How we’re protecting seniors

Lillie was almost evicted from her retirement home.

Lillie’s caretaker was stealing and pocketing her rent money. She let food rot in Lillie’s fridge, and Lillie would at times go days without eating. When Lillie’s family discovered what was going on, they feared it may be too late. 

Lillie’s cousin came to Open Door Legal. We fought Lillie’s eviction, got all of her money back, and made sure she had a new caretaker. Now, Lillie’s family can rest easy knowing she is safe and happy. 

The problem

Low-income seniors are often taken advantage of by bad actors. Because there is no guarantee of help, many end up losing assets, homes, and security.

 

Our solution

Provide universal access to legal help for seniors in need.

Low-income seniors face shocking rates of elder abuse

According to researchers at the national institute of health, about 10% of seniors experience elder abuse. But low-income seniors of color? Over 40% experienced elder abuse.¹ 

Along with our elder abuse casework, Open Door Legal is also the only non-profit in the city that provides estate plans to low-income residents. Because many of our elderly clients are asset rich but cash poor, estate plans are a profoundly effective way to build generational wealth.²  

%

Percentage of low-income seniors of color who have experienced elder abuse

Help more families like Lillie’s

Meet our elder law clients

Read more elder law stories here.

 

 

 

 

 

Teresita’s Story

 

 

 

Natasha’s Story

 

 

 

 

Donna’s Story

Our elder law outcomes

Learn more about our outcomes here.

Thousand dollars in awards

Estate plans drafted

Clients served

CITATIONS

1. NIH, Determining Prevalence and Correlates of Elder Abuse Using Promotores: Low Income Immigrant Latinos Report High Rates of Abuse and Neglect
https://www.ncbi.nlm.nih.gov/pmc/articles/PMC3396729/

2. Black Enterprise, Lack of Estate Planning Puts Black Wealth at Risk, Earl G. Graves, Sr. https://www.blackenterprise.com/lack-of-estate-planning-puts-black-wealth-at-risk/

CITATIONS

1. American University, Key Studies and Data About How Legal Aid Improves Housing Outcomes https://www.american.edu/spa/jpo/toolkit/upload/housing-7-30-19.pdf

2. George Washington Law School, In Pursuit of Justice? Case Outcomes and the Delivery of Unbundled Legal Services https://scholarship.law.gwu.edu/cgi/viewcontent.cgi

Ever since childhood, our co-founder Adrian has been dedicated to reducing poverty.

He studied systemic poverty in college and went to work in the field for a few years. Eventually, he had a thesis that legal aid was the most cost-effective way to address poverty in America. He wrote up a business plan and used it to apply to law school. 

The idea was to create the country’s first system of universal access to civil legal representation that ensures everyone can obtain timely, competent legal help for any legal issue, regardless of ability to pay. That had never been done before in the history of the United States.

In law school, he met Virginia, our Programs Director.
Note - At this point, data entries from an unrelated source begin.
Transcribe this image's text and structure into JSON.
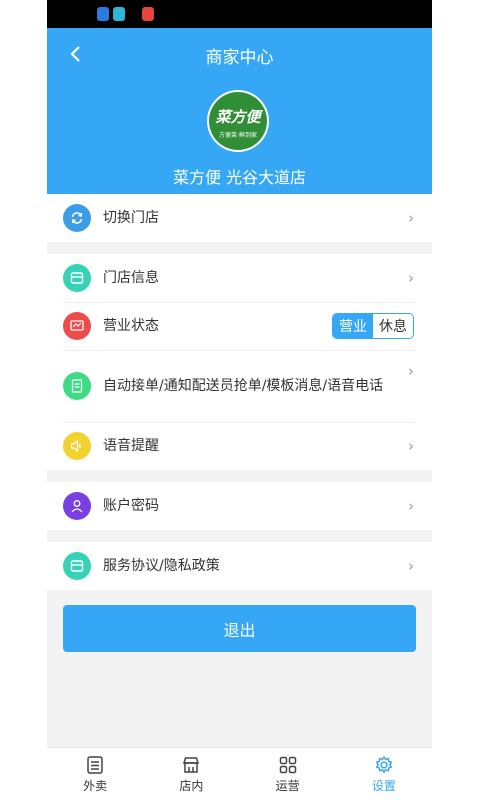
{
  "header": {
    "title": "商家中心",
    "logo_text": "菜方便",
    "logo_sub": "方便菜·鲜到家",
    "store_name": "菜方便 光谷大道店"
  },
  "menu": {
    "switch_store": "切换门店",
    "store_info": "门店信息",
    "business_status": "营业状态",
    "status_open": "营业",
    "status_closed": "休息",
    "auto_settings": "自动接单/通知配送员抢单/模板消息/语音电话",
    "voice_reminder": "语音提醒",
    "account_password": "账户密码",
    "agreement": "服务协议/隐私政策"
  },
  "logout_label": "退出",
  "tabs": [
    {
      "label": "外卖"
    },
    {
      "label": "店内"
    },
    {
      "label": "运营"
    },
    {
      "label": "设置"
    }
  ],
  "colors": {
    "accent": "#36a7f5",
    "switch_icon": "#3b9ce8",
    "store_icon": "#34d3b7",
    "status_icon": "#ee4b4b",
    "auto_icon": "#3ddc84",
    "voice_icon": "#f2d22e",
    "account_icon": "#7a3fe0",
    "agreement_icon": "#34d3b7"
  }
}
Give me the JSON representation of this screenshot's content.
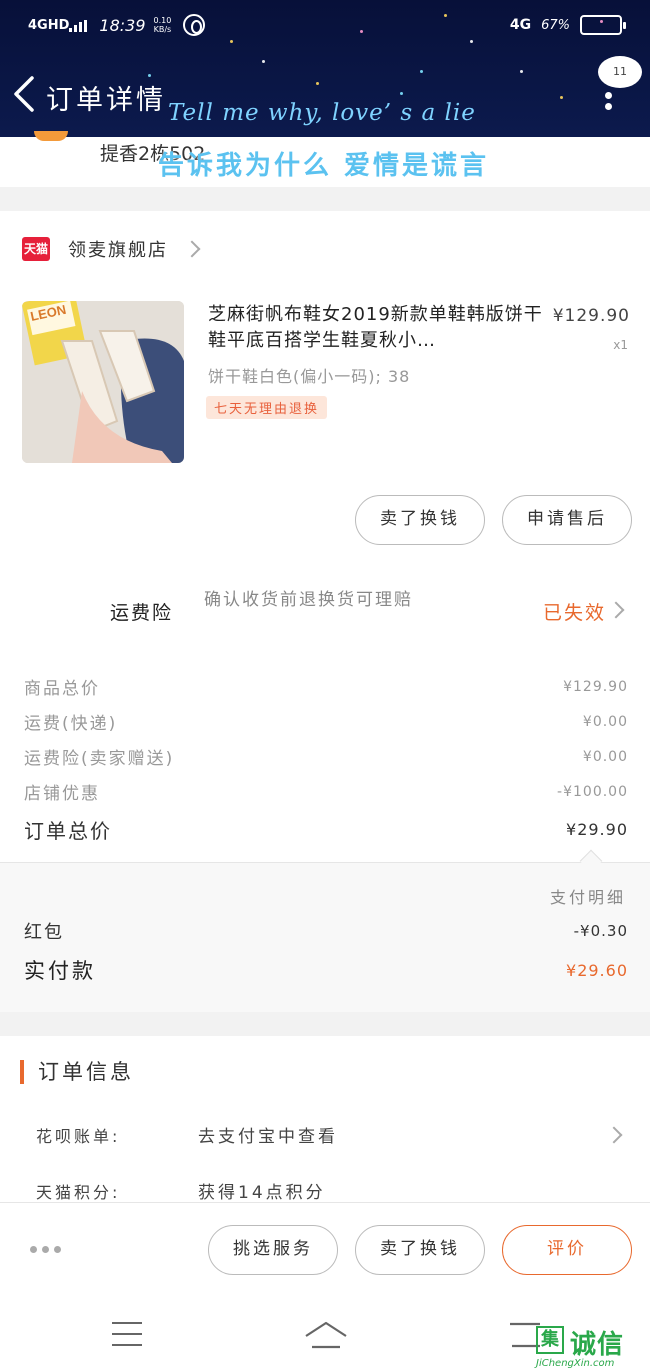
{
  "status_bar": {
    "signal": "4GHD",
    "time": "18:39",
    "speed_value": "0.10",
    "speed_unit": "KB/s",
    "network": "4G",
    "battery_percent": "67%",
    "battery_level": 0.67
  },
  "header": {
    "title": "订单详情",
    "lyric_en": "Tell me why, love’ s a lie",
    "lyric_zh": "告诉我为什么 爱情是谎言",
    "more_badge": "11"
  },
  "address": {
    "text": "提香2栋502"
  },
  "store": {
    "badge": "天猫",
    "name": "领麦旗舰店"
  },
  "product": {
    "title": "芝麻街帆布鞋女2019新款单鞋韩版饼干鞋平底百搭学生鞋夏秋小…",
    "price": "¥129.90",
    "quantity": "x1",
    "sku": "饼干鞋白色(偏小一码); 38",
    "tag": "七天无理由退换"
  },
  "item_actions": {
    "resell": "卖了换钱",
    "after_sale": "申请售后"
  },
  "insurance": {
    "label": "运费险",
    "description": "确认收货前退换货可理赔",
    "status": "已失效"
  },
  "fees": [
    {
      "label": "商品总价",
      "value": "¥129.90"
    },
    {
      "label": "运费(快递)",
      "value": "¥0.00"
    },
    {
      "label": "运费险(卖家赠送)",
      "value": "¥0.00"
    },
    {
      "label": "店铺优惠",
      "value": "-¥100.00"
    }
  ],
  "order_total": {
    "label": "订单总价",
    "value": "¥29.90"
  },
  "payment": {
    "detail_link": "支付明细",
    "red_packet_label": "红包",
    "red_packet_value": "-¥0.30",
    "paid_label": "实付款",
    "paid_value": "¥29.60"
  },
  "order_info": {
    "title": "订单信息",
    "rows": [
      {
        "key": "花呗账单:",
        "value": "去支付宝中查看"
      },
      {
        "key": "天猫积分:",
        "value": "获得14点积分"
      }
    ]
  },
  "bottom_actions": {
    "service": "挑选服务",
    "resell": "卖了换钱",
    "review": "评价"
  },
  "watermark": {
    "mark": "集",
    "brand": "诚信",
    "url": "JiChengXin.com"
  },
  "colors": {
    "accent": "#e8692e",
    "tmall_red": "#e6203a",
    "header_bg": "#0c1a4d"
  }
}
Together, they co-founded the organization, two weeks after Adrian passed the bar.

When we opened we put a sign in the window, and with just that marketing and almost no other outreach we were overwhelmed with requests for help from people with good cases who had been turned away everywhere else.

Our first year we had revenue of $35,000. We would hand shred documents because a shredder was too expensive. Despite the financial challenges, we were able to work on over 280 cases in everything from housing law to family law to consumer law in the first year alone.

The hours were extreme, the pay was low, and the learning curve was steep. Still, we persisted. We knew that almost everyone we helped was not able to receive services anywhere else. Eventually, we attracted the interest of funders. We tripled our revenue for several years in a row. In 2015, we won the Bay Area Google Impact Challenge, which enabled us to expand even more. In 2019, we secured additional funding from the city that allowed us to open two new centers in the Excelsior and Western Addition.

As of 2020, our staff has grown to 27 full-time employees. We’ve shown that universal access is possible. Now, we plan to scale city-wide, make San Francisco the first city in the country’s history to have universal access to legal help, and become a model for national replication.